A crisis in 2004, caused by the firm’s failure to respond quickly to the development of flat-screen technology, was overcome with a capital injection from the Japanese firm Sharp and a drastic programme of budget cuts. This was worked out between the IG Metall trade union, the works council and company management.

Of the 1,250 employees, 300 were laid off, and those who remained had to work longer without any corresponding wage increase. In addition, they had to give up half of their monthly salary or a whole monthly wage. In this way, costs were reduced by 25 percent. In 2007, the company registered a surplus of €6.5 million and the workers received a one-off premium of €3,000.

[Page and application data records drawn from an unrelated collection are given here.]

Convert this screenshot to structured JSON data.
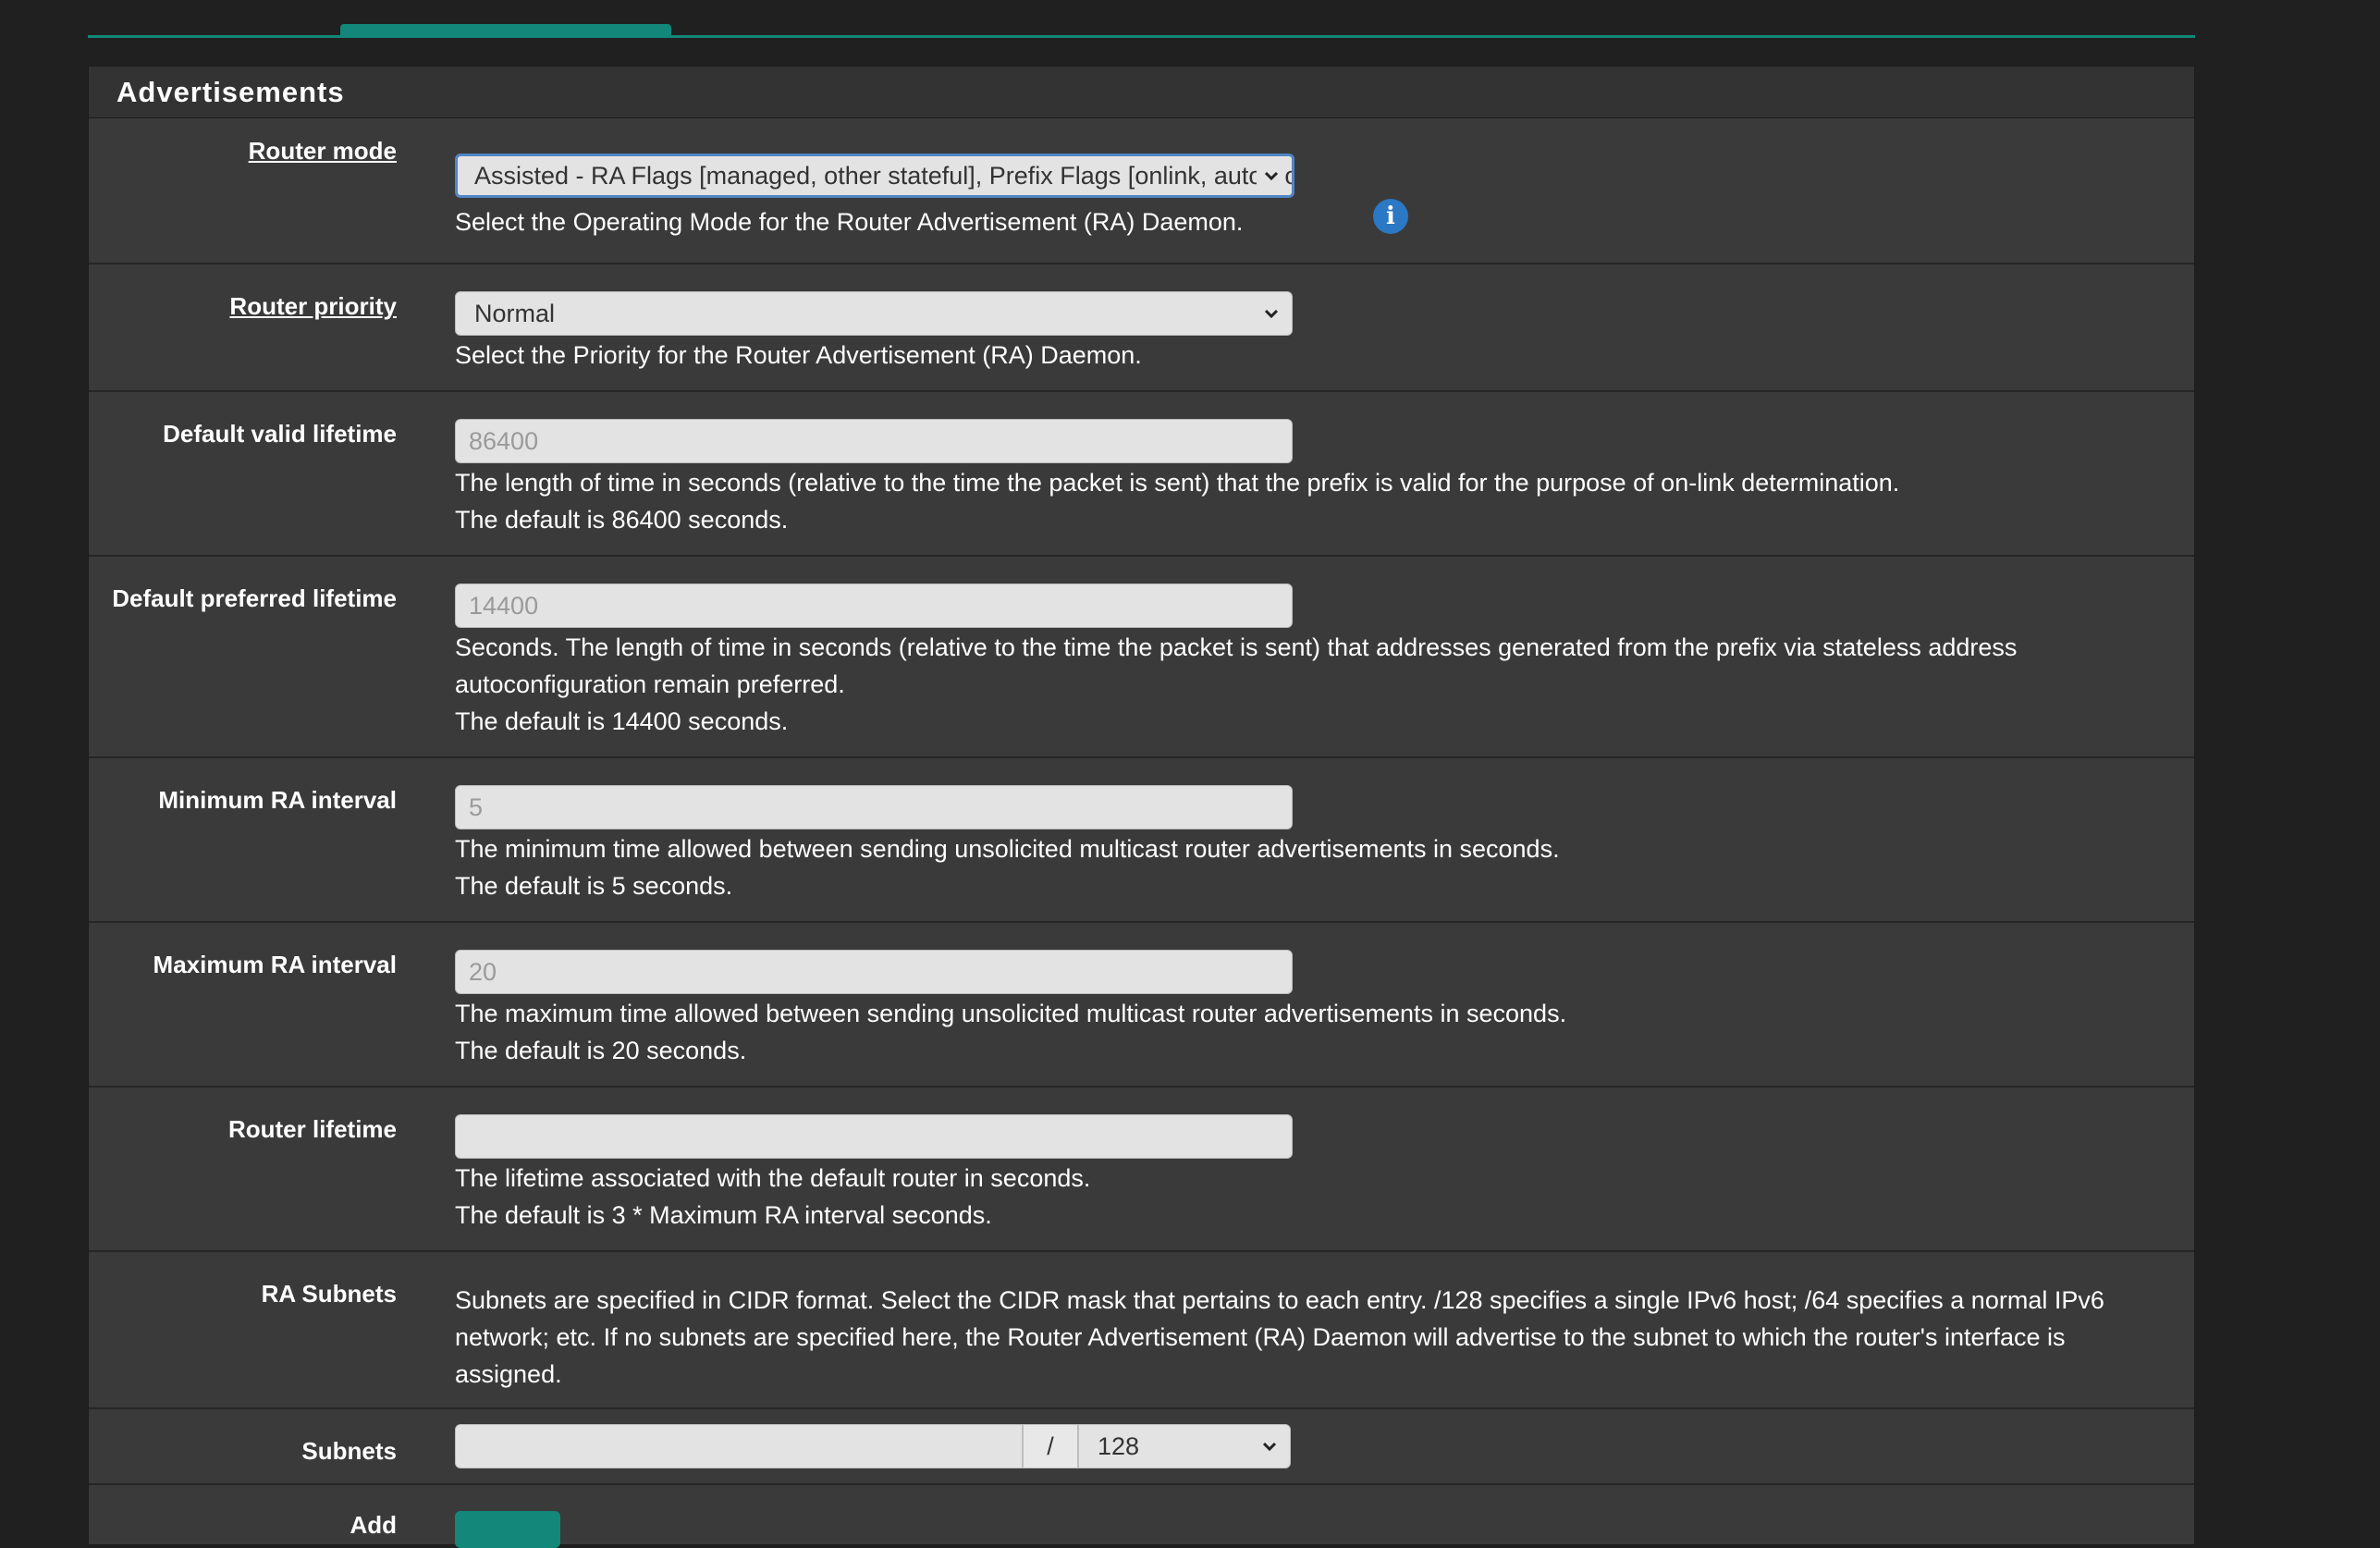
{
  "panel": {
    "title": "Advertisements"
  },
  "router_mode": {
    "label": "Router mode",
    "value": "Assisted - RA Flags [managed, other stateful], Prefix Flags [onlink, auto, router]",
    "help": "Select the Operating Mode for the Router Advertisement (RA) Daemon.",
    "info_icon": "i"
  },
  "router_priority": {
    "label": "Router priority",
    "value": "Normal",
    "help": "Select the Priority for the Router Advertisement (RA) Daemon."
  },
  "default_valid_lifetime": {
    "label": "Default valid lifetime",
    "placeholder": "86400",
    "help_lines": [
      "The length of time in seconds (relative to the time the packet is sent) that the prefix is valid for the purpose of on-link determination.",
      "The default is 86400 seconds."
    ]
  },
  "default_preferred_lifetime": {
    "label": "Default preferred lifetime",
    "placeholder": "14400",
    "help_lines": [
      "Seconds. The length of time in seconds (relative to the time the packet is sent) that addresses generated from the prefix via stateless address",
      "autoconfiguration remain preferred.",
      "The default is 14400 seconds."
    ]
  },
  "min_ra_interval": {
    "label": "Minimum RA interval",
    "placeholder": "5",
    "help_lines": [
      "The minimum time allowed between sending unsolicited multicast router advertisements in seconds.",
      "The default is 5 seconds."
    ]
  },
  "max_ra_interval": {
    "label": "Maximum RA interval",
    "placeholder": "20",
    "help_lines": [
      "The maximum time allowed between sending unsolicited multicast router advertisements in seconds.",
      "The default is 20 seconds."
    ]
  },
  "router_lifetime": {
    "label": "Router lifetime",
    "placeholder": "",
    "help_lines": [
      "The lifetime associated with the default router in seconds.",
      "The default is 3 * Maximum RA interval seconds."
    ]
  },
  "ra_subnets": {
    "label": "RA Subnets",
    "help_lines": [
      "Subnets are specified in CIDR format. Select the CIDR mask that pertains to each entry. /128 specifies a single IPv6 host; /64 specifies a normal IPv6",
      "network; etc. If no subnets are specified here, the Router Advertisement (RA) Daemon will advertise to the subnet to which the router's interface is",
      "assigned."
    ]
  },
  "subnets": {
    "label": "Subnets",
    "separator": "/",
    "mask": "128"
  },
  "add": {
    "label": "Add"
  },
  "colors": {
    "accent": "#12877a",
    "panel_bg": "#3a3a3a",
    "page_bg": "#202020",
    "info": "#2b78c5"
  }
}
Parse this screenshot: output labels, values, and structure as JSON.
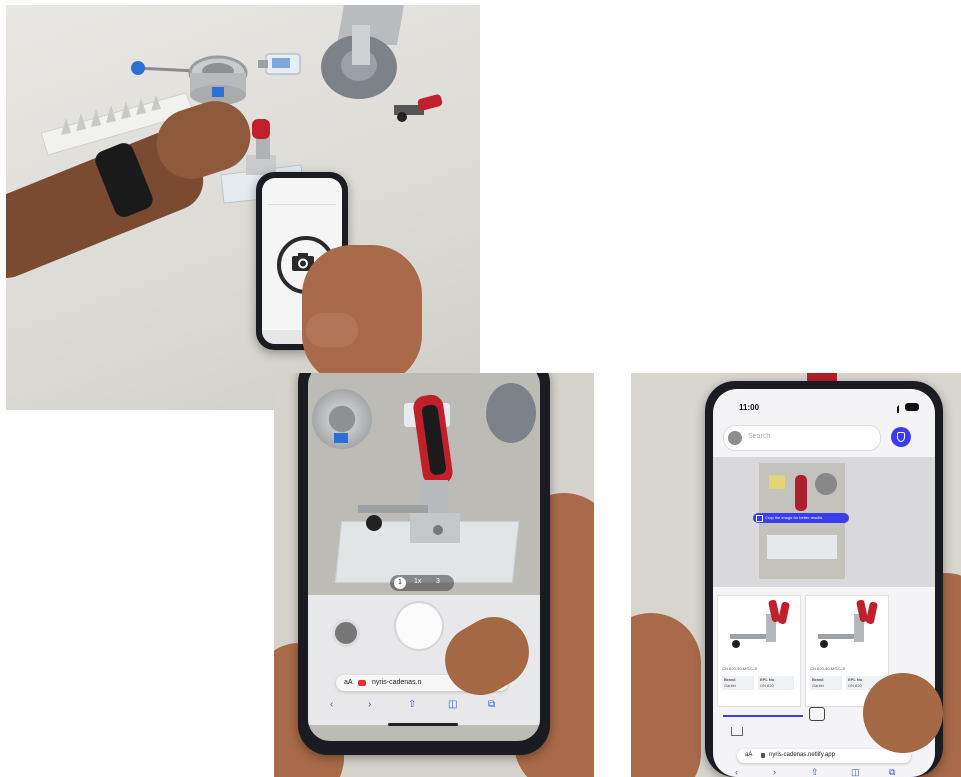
{
  "photo2": {
    "url_text": "aA",
    "url_domain": "nyris-cadenas.n",
    "zoom_options": [
      "1",
      "1x",
      "3"
    ]
  },
  "photo3": {
    "status_time": "11:00",
    "search_placeholder": "Search",
    "crop_tip": "Crop the image for better results",
    "results": [
      {
        "title": "GN 820-30-MS-C-S",
        "tag1": "Brand",
        "tag1_sub": "Ganter",
        "tag2": "EPL No",
        "tag2_sub": "GN 820"
      },
      {
        "title": "GN 820-40-MS-C-S",
        "tag1": "Brand",
        "tag1_sub": "Ganter",
        "tag2": "EPL No",
        "tag2_sub": "GN 820"
      }
    ],
    "url_text": "aA",
    "url_domain": "nyris-cadenas.netlify.app"
  },
  "colors": {
    "accent": "#3a3cf0",
    "handle_red": "#c0202c",
    "phone_body": "#1a1c22"
  }
}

“That was of course great for the people there,” said Christopher Schmitz from the Verdi union, as Verdi agreed to wage cuts at the Karstadt department store chain three years ago. “But Loewe is a complete one-off.” The workers would never normally see any of their money again.

The crisis at Loewe, which has been ongoing for five years, is a consequence of the global economic crisis that broke out in 2008. During this period, total sales have fallen from €374 million to €250 million. The groups that Loewe had targeted for a long time, such as skilled workers and specialists, who could afford to concern themselves with quality, have been rocked by the effects of the crisis with the loss of their jobs and wage cuts, or at least the permanent threat of this possibility.

At the end of 2012, there were still close to 1,000 employees working at the Kronach facility. In April 2013, after “constructive discussions with the works council and IG Metall,” 180 jobs were cut, including 130 in production. With the further announcement of 150 redundancies in September, Loewe has laid off around 35 percent of its workforce in less than six months with the support of the trade unions and works council.

Loewe’s competitors in the high-end sector are also suffering due to the crisis. The Danish entertainment and electronics concern Bang & Olufsen reported heavy losses. The firm is the second largest European company in the industry and registered a shortfall of €9 million in the last quarter.